Nothing at all to do with religion but a great deal to do with media law and, as “kitchen table bloggers” ourselves, an issue that is always at the back of our minds. The full judgment is at McAlpine v Bercow  EWHC 981 (QB).
- Thomas Beasley, UKHRB: Proselytising nurse’s dismissal upheld by the Court of Appeal: on Kuteh.
- ECtHR: Guide on Article 9 ECHR: Freedom of thought, conscience and religion: updated on 30 April 2019
- Scottish Parliament: Referendums (Scotland) Bill: Bill for an Act of the Scottish Parliament to make provision for the holding of referendums throughout Scotland (28 May 2019).
- Dominic Wilkinson, The Conversation: Withdrawing life support: only one person’s view matters: a consultant neonatologist and Professor of Ethics on the case of Vincent Lambert.
The BBC reports that, in a highly unusual interaction between law and religion, a driver in Germany caught on a speed camera escaped a €105 fine because his face was hidden by the outspread wings of a snow-white dove. The police suggested, tongue-in-cheek, that perhaps “it was no coincidence the Holy Spirit” had intervened and said that they would “leave the speeder in peace this time.”
Corrections and clarifications in The Guardian for 30 May included the following:

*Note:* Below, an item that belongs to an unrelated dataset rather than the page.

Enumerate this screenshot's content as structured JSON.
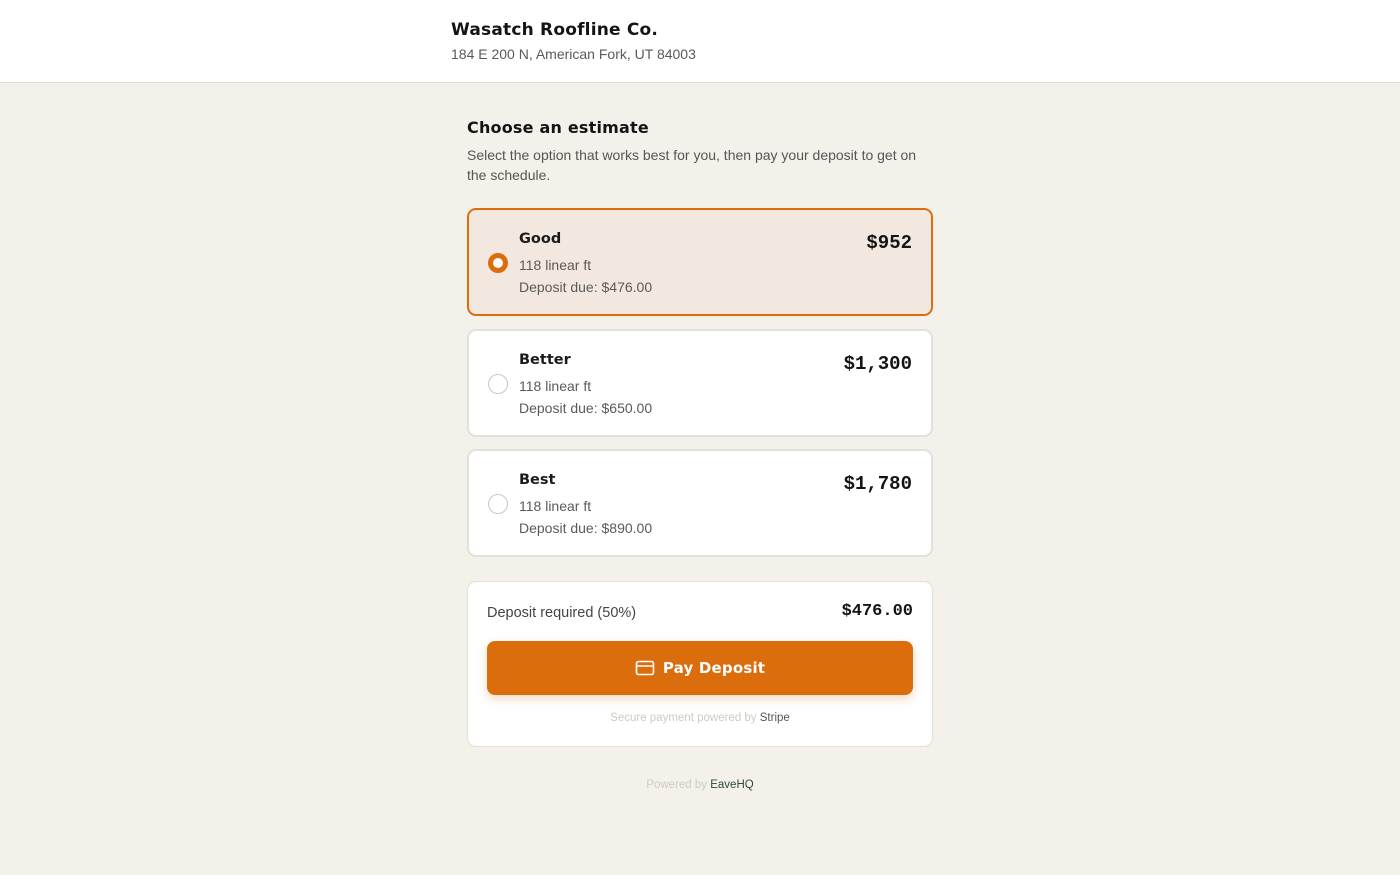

“In a long read article, we understated the Bible’s depiction of God’s industriousness when we said he “created everything in seven days”. According to the Book of Genesis, God needed only six days to achieve this feat and was able to rest on the seventh (Is the Anthropocene upon us?, 30 May, page 9, Journal).